OPEC could pour oil on troubled politics

By Barbara Lewis

VIENNA, June 7 (Reuters) – War in Libya, Qatari support for its rebel army and rivalries between Saudi Arabia and Iran need not scupper OPEC’s attempts to forge a new oil output deal in Vienna.

The 50 year-old group has held together through two Gulf wars involving its members and the protracted, bitter Iran-Iraq conflict that claimed the lives of hundreds of thousands. OPEC oil ministers still sat around the same table.

On Wednesday the 12 members of the Organization of the Petroleum Exporting Countries will draw on a tradition of finding common interest in staving off an oil price collapse or cooling an overheated market that can destroy demand for its multi-billion dollar exports.

While Arab world turmoil has complicated the quest for an output deal and could limit the scope of any agreement, analysts say it has also made it important for OPEC to muster a show of unity.

“Regional political issues are much further up the agenda for many countries than an OPEC meeting, but look at the solutions to those issues and they all boil back to the oil price,” said Lawrence Eagles of J P Morgan.

With prices around $115 a barrel for Brent, he said there could be an output increase to help meet an expected rise in demand and tightening of supply in the second half of this year, but the question was “how much?”.

On their arrival in Vienna, several ministers said very little, which in itself could be significant.

The representative of Iran, holder of the rotating OPEC presidency and the group’s second largest producer after Saudi Arabia, made a low-profile entrance through a hotel basement.

He resisted the opportunity for anti-Western rhetoric, telling awaiting reporters through an interpreter that OPEC would make a decision after its meeting had reached a consensus.

The risk rivalries would spill over into the Vienna OPEC meeting mounted when Iran’s President Mahmoud Ahmadinejad sacked his oil minister and seized control of his ministry.

But Ahmedinejad later appointed his close political ally Mohammad Aliabadi as caretaker oil minister after parliament and Iran’s constitutional watchdog said the president had no right to head the ministry.

Aliabadi, whose last job was head of Iran’s Olympic Committee, has scant experience of oil.

Half the other ministers and country representatives who will be sitting with him around the negotiating table in Vienna are also new to the job, including Omran Abukraa, Libya’s OPEC delegation head following the defection of top oil official Shokri Ghanem last week.

No-one was expected to represent the Libyan rebels, removing one possible source of tension, although Abukraa could find himself at odds with Qatar, which has helped the rebels to market oil.



In the context of so many new OPEC faces, Saudi Arabian Oil Minister Ali al-Naimi’s status as the elder statesman is more established than ever.

“There is only one vote that counts in OPEC and it is Saudi Arabia’s,” said Sadad al-Husseini, an oil analyst and former top official at oil giant Saudi Aramco.
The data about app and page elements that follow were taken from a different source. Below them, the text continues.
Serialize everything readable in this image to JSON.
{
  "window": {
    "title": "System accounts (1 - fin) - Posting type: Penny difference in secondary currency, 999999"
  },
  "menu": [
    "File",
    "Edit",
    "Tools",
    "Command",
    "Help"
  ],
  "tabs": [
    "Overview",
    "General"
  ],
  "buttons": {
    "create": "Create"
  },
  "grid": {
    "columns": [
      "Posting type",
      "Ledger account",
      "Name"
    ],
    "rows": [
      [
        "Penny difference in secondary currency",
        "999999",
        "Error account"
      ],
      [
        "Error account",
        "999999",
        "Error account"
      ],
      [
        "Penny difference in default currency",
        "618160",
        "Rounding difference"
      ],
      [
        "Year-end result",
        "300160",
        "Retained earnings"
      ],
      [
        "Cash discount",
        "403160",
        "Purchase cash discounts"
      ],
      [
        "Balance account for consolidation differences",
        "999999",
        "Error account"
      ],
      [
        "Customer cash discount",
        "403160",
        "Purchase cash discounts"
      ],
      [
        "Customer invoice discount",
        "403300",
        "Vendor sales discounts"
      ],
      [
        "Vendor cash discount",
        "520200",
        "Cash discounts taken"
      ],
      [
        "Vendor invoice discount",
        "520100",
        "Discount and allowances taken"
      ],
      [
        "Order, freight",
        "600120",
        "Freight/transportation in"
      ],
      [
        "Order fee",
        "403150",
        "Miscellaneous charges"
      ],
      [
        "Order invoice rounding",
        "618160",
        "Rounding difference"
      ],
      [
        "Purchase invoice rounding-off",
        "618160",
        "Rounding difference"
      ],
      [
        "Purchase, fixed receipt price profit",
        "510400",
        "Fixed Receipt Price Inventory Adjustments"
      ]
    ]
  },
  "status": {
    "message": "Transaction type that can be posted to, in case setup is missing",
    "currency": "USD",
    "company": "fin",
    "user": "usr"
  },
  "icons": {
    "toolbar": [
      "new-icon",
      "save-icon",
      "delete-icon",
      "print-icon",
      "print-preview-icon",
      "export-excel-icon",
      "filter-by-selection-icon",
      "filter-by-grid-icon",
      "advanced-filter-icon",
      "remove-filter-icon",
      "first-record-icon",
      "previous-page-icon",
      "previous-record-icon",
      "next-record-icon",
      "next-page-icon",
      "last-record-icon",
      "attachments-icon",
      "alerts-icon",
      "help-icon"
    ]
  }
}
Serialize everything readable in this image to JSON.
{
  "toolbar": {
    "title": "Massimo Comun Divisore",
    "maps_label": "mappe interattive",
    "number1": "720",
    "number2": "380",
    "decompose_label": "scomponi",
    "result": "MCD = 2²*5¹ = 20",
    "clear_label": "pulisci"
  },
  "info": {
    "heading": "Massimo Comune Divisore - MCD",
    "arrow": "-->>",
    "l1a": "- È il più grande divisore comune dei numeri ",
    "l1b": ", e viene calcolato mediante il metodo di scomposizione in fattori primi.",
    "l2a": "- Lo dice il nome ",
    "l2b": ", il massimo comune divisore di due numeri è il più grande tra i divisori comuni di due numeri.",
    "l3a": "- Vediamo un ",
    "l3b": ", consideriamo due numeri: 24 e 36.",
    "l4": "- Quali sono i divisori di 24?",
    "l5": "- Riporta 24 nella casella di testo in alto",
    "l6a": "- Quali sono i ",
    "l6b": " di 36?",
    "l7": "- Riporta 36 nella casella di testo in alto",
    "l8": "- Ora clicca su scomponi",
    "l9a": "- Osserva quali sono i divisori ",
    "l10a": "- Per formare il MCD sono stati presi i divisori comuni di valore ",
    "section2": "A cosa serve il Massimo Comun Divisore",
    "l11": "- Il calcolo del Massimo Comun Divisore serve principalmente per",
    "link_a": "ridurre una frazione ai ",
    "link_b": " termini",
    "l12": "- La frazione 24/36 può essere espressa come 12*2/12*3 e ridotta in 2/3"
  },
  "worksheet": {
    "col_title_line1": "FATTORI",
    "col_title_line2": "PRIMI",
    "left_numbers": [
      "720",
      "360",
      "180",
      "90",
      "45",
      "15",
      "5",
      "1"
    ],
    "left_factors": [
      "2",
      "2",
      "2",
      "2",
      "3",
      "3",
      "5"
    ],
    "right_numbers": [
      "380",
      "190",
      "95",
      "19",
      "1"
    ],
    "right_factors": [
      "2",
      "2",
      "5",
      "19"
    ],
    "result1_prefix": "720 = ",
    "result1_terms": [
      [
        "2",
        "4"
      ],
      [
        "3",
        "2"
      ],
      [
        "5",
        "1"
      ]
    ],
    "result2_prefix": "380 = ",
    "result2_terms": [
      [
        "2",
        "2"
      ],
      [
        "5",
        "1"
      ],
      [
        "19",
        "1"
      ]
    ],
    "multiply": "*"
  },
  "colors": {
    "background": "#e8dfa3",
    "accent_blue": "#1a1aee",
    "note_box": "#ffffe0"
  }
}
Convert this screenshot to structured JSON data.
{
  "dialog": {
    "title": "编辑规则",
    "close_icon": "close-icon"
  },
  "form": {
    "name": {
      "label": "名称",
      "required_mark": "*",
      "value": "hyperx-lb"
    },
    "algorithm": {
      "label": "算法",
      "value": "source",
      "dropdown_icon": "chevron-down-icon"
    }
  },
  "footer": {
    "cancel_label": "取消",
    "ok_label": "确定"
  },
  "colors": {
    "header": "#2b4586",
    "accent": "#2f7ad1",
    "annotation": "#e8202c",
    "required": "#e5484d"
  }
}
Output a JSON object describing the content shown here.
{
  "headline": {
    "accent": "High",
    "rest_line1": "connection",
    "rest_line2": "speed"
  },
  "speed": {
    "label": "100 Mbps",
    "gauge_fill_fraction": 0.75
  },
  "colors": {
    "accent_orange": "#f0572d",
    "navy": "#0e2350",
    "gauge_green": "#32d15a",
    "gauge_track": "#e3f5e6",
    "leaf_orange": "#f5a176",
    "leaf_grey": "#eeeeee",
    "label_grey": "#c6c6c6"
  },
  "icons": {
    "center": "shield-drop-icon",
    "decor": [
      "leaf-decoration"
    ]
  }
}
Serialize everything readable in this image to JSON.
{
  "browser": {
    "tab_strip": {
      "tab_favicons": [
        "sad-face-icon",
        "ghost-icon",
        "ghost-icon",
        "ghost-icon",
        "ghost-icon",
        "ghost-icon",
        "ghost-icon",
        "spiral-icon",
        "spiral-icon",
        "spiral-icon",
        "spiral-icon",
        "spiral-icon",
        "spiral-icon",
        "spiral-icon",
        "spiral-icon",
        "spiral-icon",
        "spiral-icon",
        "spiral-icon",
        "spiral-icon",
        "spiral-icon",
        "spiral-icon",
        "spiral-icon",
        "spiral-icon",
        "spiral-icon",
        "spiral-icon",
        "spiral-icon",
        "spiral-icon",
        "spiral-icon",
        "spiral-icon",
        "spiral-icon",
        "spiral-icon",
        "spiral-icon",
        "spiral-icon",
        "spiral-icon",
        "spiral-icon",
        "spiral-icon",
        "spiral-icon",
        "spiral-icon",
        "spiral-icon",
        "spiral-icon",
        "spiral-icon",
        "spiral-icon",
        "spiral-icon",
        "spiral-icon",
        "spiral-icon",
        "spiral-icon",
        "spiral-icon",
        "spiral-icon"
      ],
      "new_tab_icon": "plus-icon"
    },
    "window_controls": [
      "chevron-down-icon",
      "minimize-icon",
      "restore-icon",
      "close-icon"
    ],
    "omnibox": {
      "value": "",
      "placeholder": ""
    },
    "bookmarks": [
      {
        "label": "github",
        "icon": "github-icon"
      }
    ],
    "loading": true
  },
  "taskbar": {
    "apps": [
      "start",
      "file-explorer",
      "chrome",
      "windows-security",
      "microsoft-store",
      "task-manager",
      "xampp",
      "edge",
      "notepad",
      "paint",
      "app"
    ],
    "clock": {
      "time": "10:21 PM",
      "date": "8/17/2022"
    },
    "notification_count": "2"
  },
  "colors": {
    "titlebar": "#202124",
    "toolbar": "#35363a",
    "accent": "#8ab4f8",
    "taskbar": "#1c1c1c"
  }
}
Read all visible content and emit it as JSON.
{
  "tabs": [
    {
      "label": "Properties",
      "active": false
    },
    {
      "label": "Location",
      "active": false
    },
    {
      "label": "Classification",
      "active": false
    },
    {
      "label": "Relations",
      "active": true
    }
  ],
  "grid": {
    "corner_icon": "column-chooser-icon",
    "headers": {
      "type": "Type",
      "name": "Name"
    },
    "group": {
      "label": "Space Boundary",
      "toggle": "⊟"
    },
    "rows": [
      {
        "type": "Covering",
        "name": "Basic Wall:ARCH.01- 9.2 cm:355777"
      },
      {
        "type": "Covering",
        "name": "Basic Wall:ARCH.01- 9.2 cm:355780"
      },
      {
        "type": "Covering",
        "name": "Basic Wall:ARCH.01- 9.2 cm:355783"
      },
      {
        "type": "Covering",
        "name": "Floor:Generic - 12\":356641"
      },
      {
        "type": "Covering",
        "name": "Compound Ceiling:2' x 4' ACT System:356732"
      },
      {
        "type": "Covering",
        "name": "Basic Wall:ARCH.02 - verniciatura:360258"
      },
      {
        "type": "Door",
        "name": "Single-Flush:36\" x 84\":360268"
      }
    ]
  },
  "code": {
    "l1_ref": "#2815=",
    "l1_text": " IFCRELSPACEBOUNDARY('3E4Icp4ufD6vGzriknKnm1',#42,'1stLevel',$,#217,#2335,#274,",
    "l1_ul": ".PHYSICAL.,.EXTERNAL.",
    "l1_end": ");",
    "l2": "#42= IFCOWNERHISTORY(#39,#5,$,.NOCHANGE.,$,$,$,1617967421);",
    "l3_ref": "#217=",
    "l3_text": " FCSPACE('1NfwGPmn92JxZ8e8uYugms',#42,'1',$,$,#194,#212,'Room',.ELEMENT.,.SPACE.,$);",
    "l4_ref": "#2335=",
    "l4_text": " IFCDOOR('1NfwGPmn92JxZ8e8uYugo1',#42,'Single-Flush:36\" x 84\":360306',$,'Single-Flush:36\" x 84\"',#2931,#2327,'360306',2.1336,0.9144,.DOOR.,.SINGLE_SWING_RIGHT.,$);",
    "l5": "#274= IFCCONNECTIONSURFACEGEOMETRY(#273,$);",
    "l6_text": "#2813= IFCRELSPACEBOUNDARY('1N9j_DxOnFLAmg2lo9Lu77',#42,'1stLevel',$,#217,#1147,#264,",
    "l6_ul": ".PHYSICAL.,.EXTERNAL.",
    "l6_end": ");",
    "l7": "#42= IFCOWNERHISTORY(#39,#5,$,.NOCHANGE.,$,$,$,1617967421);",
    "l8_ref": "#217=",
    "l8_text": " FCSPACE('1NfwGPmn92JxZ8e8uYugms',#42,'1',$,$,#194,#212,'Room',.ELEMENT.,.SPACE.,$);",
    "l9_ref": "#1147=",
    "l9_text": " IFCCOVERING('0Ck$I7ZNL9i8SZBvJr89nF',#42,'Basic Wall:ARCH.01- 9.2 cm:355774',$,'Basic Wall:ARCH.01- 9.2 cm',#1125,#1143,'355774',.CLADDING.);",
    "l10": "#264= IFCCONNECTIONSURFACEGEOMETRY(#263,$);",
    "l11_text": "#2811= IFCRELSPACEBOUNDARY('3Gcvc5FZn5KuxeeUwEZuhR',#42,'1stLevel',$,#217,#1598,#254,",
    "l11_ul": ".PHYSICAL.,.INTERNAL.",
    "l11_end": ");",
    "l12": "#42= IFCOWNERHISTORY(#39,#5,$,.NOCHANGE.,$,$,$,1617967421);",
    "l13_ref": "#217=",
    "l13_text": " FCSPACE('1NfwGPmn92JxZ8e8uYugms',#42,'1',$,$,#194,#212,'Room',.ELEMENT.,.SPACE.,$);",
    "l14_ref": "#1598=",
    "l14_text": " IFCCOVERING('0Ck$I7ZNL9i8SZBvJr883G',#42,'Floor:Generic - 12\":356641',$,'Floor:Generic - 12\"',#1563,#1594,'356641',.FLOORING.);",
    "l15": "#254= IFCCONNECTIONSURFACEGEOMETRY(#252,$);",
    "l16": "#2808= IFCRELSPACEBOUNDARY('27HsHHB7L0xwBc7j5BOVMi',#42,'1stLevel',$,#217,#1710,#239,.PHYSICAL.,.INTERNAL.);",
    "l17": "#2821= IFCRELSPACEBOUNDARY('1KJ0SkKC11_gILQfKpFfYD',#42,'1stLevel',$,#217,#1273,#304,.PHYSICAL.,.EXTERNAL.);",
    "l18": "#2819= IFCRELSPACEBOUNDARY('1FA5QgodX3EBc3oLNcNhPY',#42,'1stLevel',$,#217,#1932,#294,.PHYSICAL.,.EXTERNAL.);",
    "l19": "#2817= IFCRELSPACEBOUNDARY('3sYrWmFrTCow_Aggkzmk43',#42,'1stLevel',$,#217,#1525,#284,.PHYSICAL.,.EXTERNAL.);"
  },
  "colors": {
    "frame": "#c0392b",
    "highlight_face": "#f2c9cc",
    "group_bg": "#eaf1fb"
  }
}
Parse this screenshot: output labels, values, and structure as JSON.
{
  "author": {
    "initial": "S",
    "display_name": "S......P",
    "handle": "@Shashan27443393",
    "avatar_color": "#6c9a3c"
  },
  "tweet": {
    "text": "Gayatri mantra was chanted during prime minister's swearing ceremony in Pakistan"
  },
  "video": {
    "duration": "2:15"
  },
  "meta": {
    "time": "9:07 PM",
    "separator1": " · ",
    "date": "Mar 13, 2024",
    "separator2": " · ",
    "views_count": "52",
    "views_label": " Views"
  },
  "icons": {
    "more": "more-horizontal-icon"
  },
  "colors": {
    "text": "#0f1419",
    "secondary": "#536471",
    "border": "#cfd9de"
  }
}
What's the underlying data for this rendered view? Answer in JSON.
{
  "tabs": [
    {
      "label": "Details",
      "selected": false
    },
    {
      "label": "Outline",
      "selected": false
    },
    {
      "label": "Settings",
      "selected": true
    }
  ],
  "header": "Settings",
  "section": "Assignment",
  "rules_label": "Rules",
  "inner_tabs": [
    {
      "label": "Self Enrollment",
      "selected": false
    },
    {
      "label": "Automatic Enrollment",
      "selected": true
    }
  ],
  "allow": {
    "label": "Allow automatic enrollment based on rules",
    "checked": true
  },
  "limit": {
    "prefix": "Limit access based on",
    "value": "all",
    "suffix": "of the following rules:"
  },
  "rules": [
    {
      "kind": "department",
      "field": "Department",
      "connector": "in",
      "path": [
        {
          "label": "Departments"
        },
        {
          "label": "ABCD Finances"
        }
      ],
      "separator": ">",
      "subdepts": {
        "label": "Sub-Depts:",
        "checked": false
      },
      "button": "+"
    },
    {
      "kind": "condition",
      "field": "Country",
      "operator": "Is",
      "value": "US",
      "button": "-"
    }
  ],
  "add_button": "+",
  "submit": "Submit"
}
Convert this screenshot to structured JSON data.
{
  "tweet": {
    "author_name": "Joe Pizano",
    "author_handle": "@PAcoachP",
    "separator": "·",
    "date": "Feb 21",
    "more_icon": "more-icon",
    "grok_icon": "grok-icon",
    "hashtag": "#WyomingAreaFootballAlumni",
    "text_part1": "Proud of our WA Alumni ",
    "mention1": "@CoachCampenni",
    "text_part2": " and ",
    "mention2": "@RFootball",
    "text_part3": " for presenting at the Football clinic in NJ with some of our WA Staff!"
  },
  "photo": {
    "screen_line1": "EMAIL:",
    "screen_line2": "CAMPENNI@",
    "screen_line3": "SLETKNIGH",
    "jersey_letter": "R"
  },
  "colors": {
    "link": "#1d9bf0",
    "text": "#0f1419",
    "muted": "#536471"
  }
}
Whatever OPEC agrees on Wednesday, it remains the case that Saudi Arabia, the guardian of most of the world’s spare output capacity, can continue its policy of adjusting supply to meet demand, moderating prices and ensuring future customers for its vast oil reserves.

Already, Saudi Arabia plans to raise its production sharply this month. That leaves it up to other producers to decide whether to give tacit support by agreeing to an increase from the group as a whole, which would be the first formal rise since 2007 and the first policy change since December 2008 when OPEC decided on a record supply cut.

The easiest option would be to make official leakage of well over one million barrels per day above the targets agreed in 2008 as the oil price crashed below $40 a barrel.

With prices well above $100, even Shi’ite Iran, which has long supported much higher prices than Sunni Saudi Arabia, might be willing to overlook political differences and agree a production change that is only a confirmation of the status quo.

But a formal output increase that officially adds new oil supplies would be a much grander gesture for both politics and oil markets.